Exercise prompt:
Each line of the data that mentions the string "text" needs to be identified and copied.

(Data records for software interfaces)
>>>>
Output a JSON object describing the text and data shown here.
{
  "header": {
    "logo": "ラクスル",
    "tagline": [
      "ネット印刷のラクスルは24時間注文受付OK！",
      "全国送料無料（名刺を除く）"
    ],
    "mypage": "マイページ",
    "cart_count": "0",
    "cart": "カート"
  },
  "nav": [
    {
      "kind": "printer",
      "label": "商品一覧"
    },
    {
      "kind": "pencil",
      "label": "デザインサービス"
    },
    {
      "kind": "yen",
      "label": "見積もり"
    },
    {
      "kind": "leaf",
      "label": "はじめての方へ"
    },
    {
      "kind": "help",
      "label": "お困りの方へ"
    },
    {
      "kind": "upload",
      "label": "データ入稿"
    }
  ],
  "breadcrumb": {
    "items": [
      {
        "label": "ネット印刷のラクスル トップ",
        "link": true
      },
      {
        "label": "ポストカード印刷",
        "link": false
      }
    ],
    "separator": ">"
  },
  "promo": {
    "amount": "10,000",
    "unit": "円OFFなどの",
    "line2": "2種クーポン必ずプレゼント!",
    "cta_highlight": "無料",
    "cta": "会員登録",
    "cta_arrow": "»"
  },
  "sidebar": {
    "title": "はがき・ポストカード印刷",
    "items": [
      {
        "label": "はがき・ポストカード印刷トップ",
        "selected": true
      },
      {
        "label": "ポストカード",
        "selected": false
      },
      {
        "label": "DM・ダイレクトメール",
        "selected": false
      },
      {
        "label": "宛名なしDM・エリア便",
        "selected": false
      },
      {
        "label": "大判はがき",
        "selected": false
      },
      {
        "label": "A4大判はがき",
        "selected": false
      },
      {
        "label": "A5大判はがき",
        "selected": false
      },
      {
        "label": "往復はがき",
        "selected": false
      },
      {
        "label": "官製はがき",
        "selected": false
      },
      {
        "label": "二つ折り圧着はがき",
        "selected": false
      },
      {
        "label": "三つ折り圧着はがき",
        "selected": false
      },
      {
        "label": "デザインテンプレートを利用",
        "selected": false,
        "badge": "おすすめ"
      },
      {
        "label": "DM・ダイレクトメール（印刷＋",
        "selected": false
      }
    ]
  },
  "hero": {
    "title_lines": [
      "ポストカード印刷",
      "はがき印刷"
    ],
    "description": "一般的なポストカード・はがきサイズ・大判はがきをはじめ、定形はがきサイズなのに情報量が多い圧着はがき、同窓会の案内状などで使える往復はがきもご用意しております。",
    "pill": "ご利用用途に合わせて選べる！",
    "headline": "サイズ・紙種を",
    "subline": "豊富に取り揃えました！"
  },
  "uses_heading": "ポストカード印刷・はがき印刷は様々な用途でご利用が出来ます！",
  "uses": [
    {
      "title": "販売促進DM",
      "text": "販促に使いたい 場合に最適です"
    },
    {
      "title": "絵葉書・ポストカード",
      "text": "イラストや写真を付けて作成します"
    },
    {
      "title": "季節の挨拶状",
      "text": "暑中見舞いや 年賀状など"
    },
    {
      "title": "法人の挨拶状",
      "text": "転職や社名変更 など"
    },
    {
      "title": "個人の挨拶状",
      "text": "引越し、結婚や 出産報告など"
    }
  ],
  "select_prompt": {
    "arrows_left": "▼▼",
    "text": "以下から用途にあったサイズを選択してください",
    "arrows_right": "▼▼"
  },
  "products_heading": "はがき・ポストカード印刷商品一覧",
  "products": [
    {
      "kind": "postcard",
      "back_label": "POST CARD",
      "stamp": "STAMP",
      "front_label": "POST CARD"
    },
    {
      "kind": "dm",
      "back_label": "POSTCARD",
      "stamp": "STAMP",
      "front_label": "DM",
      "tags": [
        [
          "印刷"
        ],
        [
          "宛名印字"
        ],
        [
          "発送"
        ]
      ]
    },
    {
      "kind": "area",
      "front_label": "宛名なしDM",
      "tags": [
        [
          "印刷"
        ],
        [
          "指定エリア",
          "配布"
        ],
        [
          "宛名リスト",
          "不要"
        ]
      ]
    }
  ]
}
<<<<
Completed exercise:
Output a JSON object describing the text and data shown here.
      "text": "販促に使いたい 場合に最適です"
      "text": "イラストや写真を付けて作成します"
      "text": "暑中見舞いや 年賀状など"
      "text": "転職や社名変更 など"
      "text": "引越し、結婚や 出産報告など"
    "text": "以下から用途にあったサイズを選択してください",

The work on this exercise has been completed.